The second Object of Rotary is to encourage and foster high ethical standards in business and professions; the recognition of worthiness of all useful occupations; and the dignifying by each Rotarian of his/her occupation as an opportunity to serve society.

How Rotary is Organised
Rotary is organised at Club, District, Zone and International levels to conduct its program of service.  Each club enjoys considerable autonomy within the framework of the constitution and bylaws of Rotary International.  Over 98% of the funds raised by Rotary are used to support projects run by Rotary and many other charitable groups.  Most Districts and Clubs have no paid employees.

Rotary Districts are each led by a District Governor who is an officer of Rotary International and represents the RI Board of Directors in the field.  While the Rotary International President is the highest officer of RI, the chief administrative officer of RI is the General Secretary, who heads a staff of about 600 persons working at the international headquarters in the Chicago suburb of Evanston, Illinois, USA, or in one of seven international offices around the world.

On 1 July each year, all officers change at each Club and District level, and also at Rotary International (except where certain Board appointments are made for two years).  This cycles responsibility and opportunity for leadership and challenge to many members of the Club, and encourages all members to actively participate in the life of the Club.
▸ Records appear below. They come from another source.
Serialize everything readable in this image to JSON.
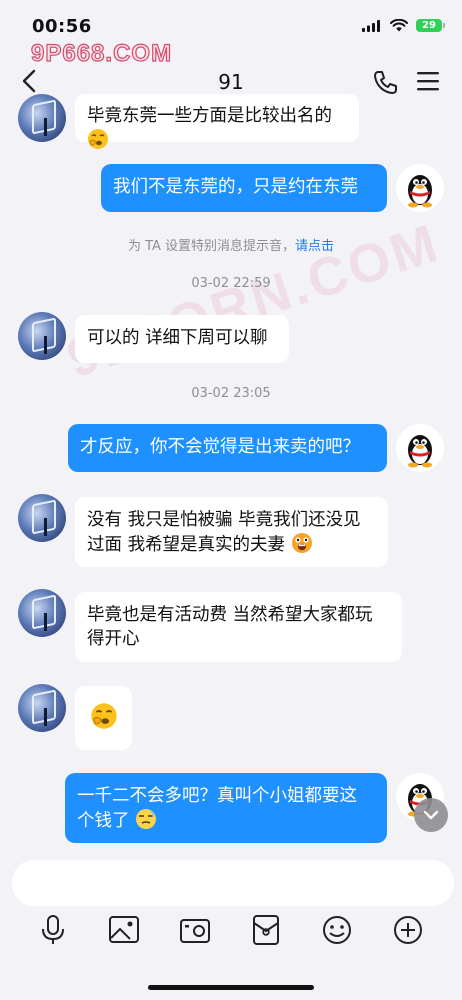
{
  "status_bar": {
    "time": "00:56",
    "battery": "29"
  },
  "watermark": "9P668.COM",
  "big_watermark": "91PORN.COM",
  "header": {
    "title": "91"
  },
  "messages": [
    {
      "side": "in",
      "text": "毕竟东莞一些方面是比较出名的",
      "emoji": "yawn-emoji"
    },
    {
      "side": "out",
      "text": "我们不是东莞的，只是约在东莞"
    },
    {
      "type": "notice",
      "text": "为 TA 设置特别消息提示音，",
      "link": "请点击"
    },
    {
      "type": "time",
      "text": "03-02 22:59"
    },
    {
      "side": "in",
      "text": "可以的 详细下周可以聊"
    },
    {
      "type": "time",
      "text": "03-02 23:05"
    },
    {
      "side": "out",
      "text": "才反应，你不会觉得是出来卖的吧？"
    },
    {
      "side": "in",
      "line1": "没有 我只是怕被骗 毕竟我们还没见",
      "line2": "过面 我希望是真实的夫妻",
      "emoji": "shocked-emoji"
    },
    {
      "side": "in",
      "line1": "毕竟也是有活动费 当然希望大家都玩",
      "line2": "得开心"
    },
    {
      "side": "in",
      "emoji": "yawn-emoji"
    },
    {
      "side": "out",
      "line1": "一千二不会多吧？真叫个小姐都要这",
      "line2": "个钱了",
      "emoji": "smirk-emoji"
    }
  ],
  "input": {
    "value": "",
    "placeholder": ""
  },
  "colors": {
    "accent": "#1e90ff",
    "incoming": "#ffffff",
    "background": "#f2f2f7"
  },
  "toolbar_icons": [
    "microphone-icon",
    "photo-icon",
    "camera-icon",
    "red-packet-icon",
    "emoji-icon",
    "plus-icon"
  ]
}
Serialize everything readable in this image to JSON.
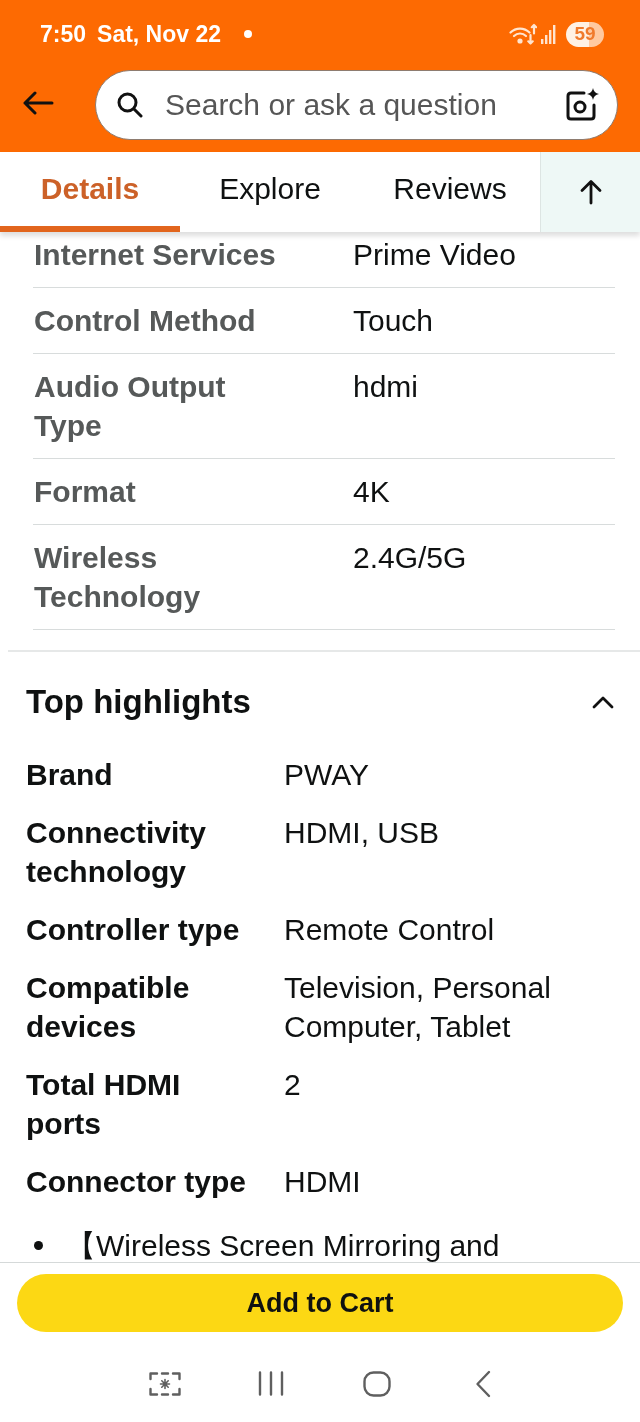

The Member Classification System
Rotary uses a classification system to establish and maintain a vibrant cross-section or representation of the community's business, vocational, and professional interests among club members.   Paul Harris, the founder of Rotary in 1905, established the process of choosing cross-representation of each business, profession, and institution within a community without disproportional representation from one or more professions.

Some examples of classifications include: high schools, universities, eye surgery, banking, pharmaceutical retailing, petroleum-distribution, and insurance.  Individual clubs may determine what classifications actually represent a vibrant cross-section of their community.  It effectively brings together into Rotary fellowship many people who wouldn't otherwise have contact with one another.  The membership can then really come to represent the business and professional life of the community.  They bring to the table conversations, and to their committee work, unique perspectives that are a major strength of what constitutes Rotary.

The classification system gives Rotarians the dual responsibility of representing their vocation within the club and of exemplifying the ideals of Rotary within the workplace.

  • The Rotary Foundation

    The Rotary Foundation is a not-for-profit corporation that advances world understanding, goodwill and peace through the improvement of health, the support of education and the alleviation of poverty.  It is supported solely by voluntary contributions from Rotarians and friends of the Foundation who share its vision of a better world.

    Each year the Foundation provides grants in various forms for a number of humanitarian projects at home and abroad.  Foundation projects have included nurturing generations of Peace Fellows, fighting polio, connecting homes to a water supply, blood collection for transfusion, feeding children, supporting land mine victims, and many others, for example:

    • Peace Fellows: Successful young adult candidates rise through the interview process from the Club level, to District level and finally to Rotary International.  Then they travel to a country where host Rotarians help them learn how to create peace and about the life and customs of their host nation.  
    • Granting Wishes: The Foundation can provide cash grants to fix problems in communities around the world. 
    • Health, Hunger and Humanity Grants: Fund long-term, grassroots development projects too large for a single Club or District. 
    • Matching Grants: Match contributions from Clubs and Districts for projects involving at least two countries. 
    • District Simplified Grants: Allow Rotary Districts to support short-term humanitarian projects that benefit a community. 
    • Individual Grants: Subsidise travel of individuals or small groups for international humanitarian service for up to 60 days.